Architects design a bridge to connect an existing structure to a new home, while also bridging generations together.

Story by Colton Martini | Photography by Gibeon Photography

The purpose of a bridge is to provide common ground and a connection. What starts out as a divide or a void in space is transformed into a connection between not just structures but also, in this case, generations.

The Glass House, on Flathead Lake, is a study in the power of a bridge. The homeowners reached out to architect Angie Lipski and project architect Ryan Schumacher of MMW Architects with a challenge: incorporating the property’s existing garage and shop into a new home’s concept. The original shop was with adorned hip-roof lines with six-foot overhangs and clad in board and baton siding. The question was how Lipski and Schumacher would tie the past structure to the future home. The answer: a bridge. The bridge itself became the inspiration for the retreat. Truly “bridging the gap” between the shop, where one of the homeowners handcrafts wooden kayaks, and the living areas, where the couple and their three sons come together.

Lipski noted that “the sloping terrain made the main level a natural location for the master bedroom and great room.” This also allowed the family to carve out another living space tailored for the homeowners’ three active sons and their friends below. In this walkout lower level, the family can play pool, watch movies and, most importantly, access Flathead Lake. Lipski said MMW Architects “strives to create spaces that promote family time and memory-making in a beautiful location like Montana.”   

Paul Grinde, of Paul Grinde Construction, was a logical choice to undertake the project. In keeping with the theme of bringing the past and present together, Grinde’s grandfather owned the land adjoining the Glass House and the Grinde family still has ties to the area. The bay the Glass House is perched upon is even lovingly referred to as Grinde Bay.

Special care was taken to build a home that suited the homeowners’ needs in a location that has such special meaning to Grinde, who attributes the final product to a team effort.

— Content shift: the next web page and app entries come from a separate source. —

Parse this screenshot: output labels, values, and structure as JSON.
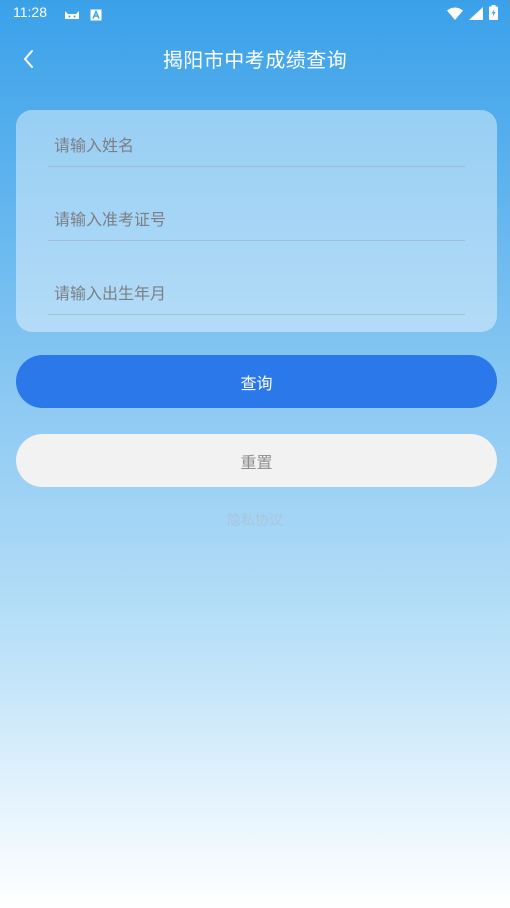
{
  "status_bar": {
    "time": "11:28",
    "left_icons": [
      "cat-icon",
      "a-box-icon"
    ],
    "right_icons": [
      "wifi-icon",
      "signal-icon",
      "battery-icon"
    ]
  },
  "header": {
    "title": "揭阳市中考成绩查询",
    "back_icon": "chevron-left-icon"
  },
  "form": {
    "name_placeholder": "请输入姓名",
    "name_value": "",
    "exam_id_placeholder": "请输入准考证号",
    "exam_id_value": "",
    "birth_placeholder": "请输入出生年月",
    "birth_value": ""
  },
  "buttons": {
    "query_label": "查询",
    "reset_label": "重置"
  },
  "links": {
    "privacy_label": "隐私协议"
  },
  "colors": {
    "primary": "#2b78ea",
    "reset_bg": "#f2f2f2",
    "gradient_top": "#3aa1e9",
    "gradient_bottom": "#ffffff"
  }
}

“It takes good-quality subcontractors to do any project, and I had some of the best,” Grinde says. “They all outdid themselves from the excavation work to the final cleanup. It all flowed to perfection on the creation of this beautiful home.”

The interiors were earth-tone inspired, as neutral shades in the fabrics and furniture let the exterior take charge of the interior, aided, of course, by the walls of glass on all sides of the home. Wood tones blend seamlessly together and give a serene balance of sophistication. The interior detail and finish work is second to none, but the views and natural surroundings take precedence, with the interior ever complementing.

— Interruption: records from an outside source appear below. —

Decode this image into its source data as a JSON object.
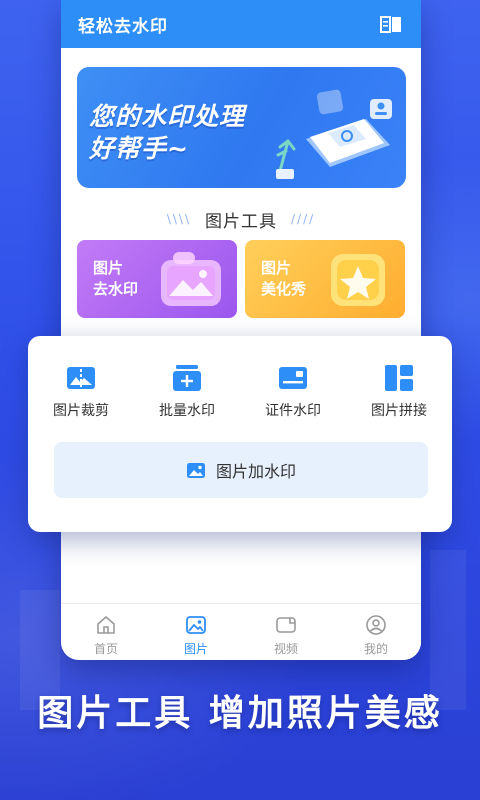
{
  "app": {
    "title": "轻松去水印"
  },
  "banner": {
    "line1": "您的水印处理",
    "line2": "好帮手~"
  },
  "section": {
    "title": "图片工具"
  },
  "cards": [
    {
      "line1": "图片",
      "line2": "去水印"
    },
    {
      "line1": "图片",
      "line2": "美化秀"
    }
  ],
  "popup": {
    "items": [
      {
        "label": "图片裁剪",
        "icon": "crop-image-icon"
      },
      {
        "label": "批量水印",
        "icon": "batch-watermark-icon"
      },
      {
        "label": "证件水印",
        "icon": "id-card-watermark-icon"
      },
      {
        "label": "图片拼接",
        "icon": "image-collage-icon"
      }
    ],
    "add_watermark": "图片加水印"
  },
  "tabs": [
    {
      "label": "首页",
      "icon": "home-icon",
      "active": false
    },
    {
      "label": "图片",
      "icon": "image-icon",
      "active": true
    },
    {
      "label": "视频",
      "icon": "video-icon",
      "active": false
    },
    {
      "label": "我的",
      "icon": "profile-icon",
      "active": false
    }
  ],
  "slogan": "图片工具 增加照片美感",
  "colors": {
    "primary": "#2d8ef7",
    "background": "#3050e8",
    "card_purple": "#a85cf0",
    "card_orange": "#ffb838",
    "button_bg": "#e6f1fd"
  }
}
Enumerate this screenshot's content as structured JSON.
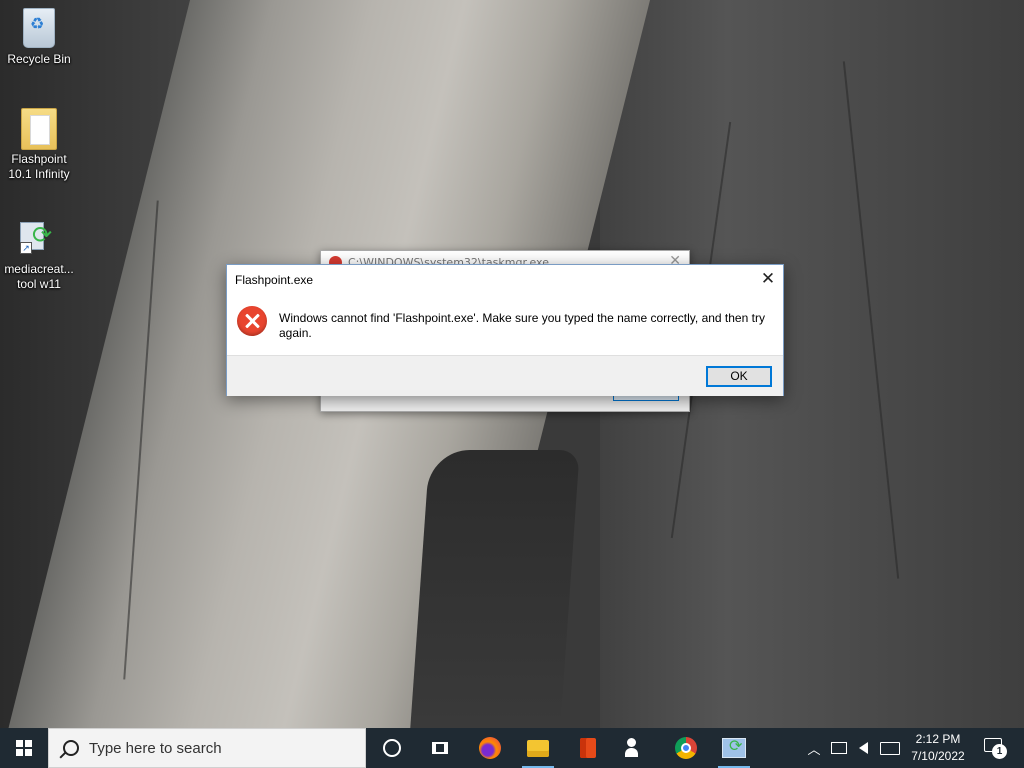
{
  "desktop": {
    "icons": [
      {
        "label": "Recycle Bin",
        "icon": "recycle-bin-icon"
      },
      {
        "label": "Flashpoint 10.1 Infinity",
        "icon": "folder-icon"
      },
      {
        "label": "mediacreat... tool w11",
        "icon": "media-creation-tool-icon"
      }
    ]
  },
  "background_window": {
    "title": "C:\\WINDOWS\\system32\\taskmgr.exe"
  },
  "dialog": {
    "title": "Flashpoint.exe",
    "message": "Windows cannot find 'Flashpoint.exe'. Make sure you typed the name correctly, and then try again.",
    "ok_label": "OK",
    "close_glyph": "✕",
    "icon": "error-icon"
  },
  "taskbar": {
    "search_placeholder": "Type here to search",
    "apps": [
      "cortana-icon",
      "task-view-icon",
      "firefox-icon",
      "file-explorer-icon",
      "office-icon",
      "people-icon",
      "chrome-icon",
      "media-creation-tool-icon"
    ],
    "tray": {
      "chevron": "︿",
      "volume": "🔊",
      "time": "2:12 PM",
      "date": "7/10/2022",
      "notification_count": "1"
    }
  },
  "colors": {
    "taskbar_bg": "#1f2a33",
    "accent": "#0078d7",
    "error_red": "#e8452f"
  }
}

Interior designer Jada Simons, with Wagner’s Home Furnishings, worked with the homeowners to develop a furniture plan that mixed sophisticated style with durability. The walls of glass offered a challenge for Simons, as managing light and privacy can be difficult, and window treatments can be heavy and obtrusive. In this case, the homeowners didn’t want to sacrifice the light or the view. Motorized and light-filtering shades were chosen, and they almost vanish when not in use, allowing for unfettered enjoyment of the expansive Flathead Lake views.

Upon closer inspection, it’s clear that this bridge brought together not only two structures but also past and present generations.

Colton Martini studied architecture at Montana State University. He is a practicing interior designer in Whitefish and Missoula and can be reached at (406) 480-2375, coltmartini@mac.com and www.ColtonMartini.com.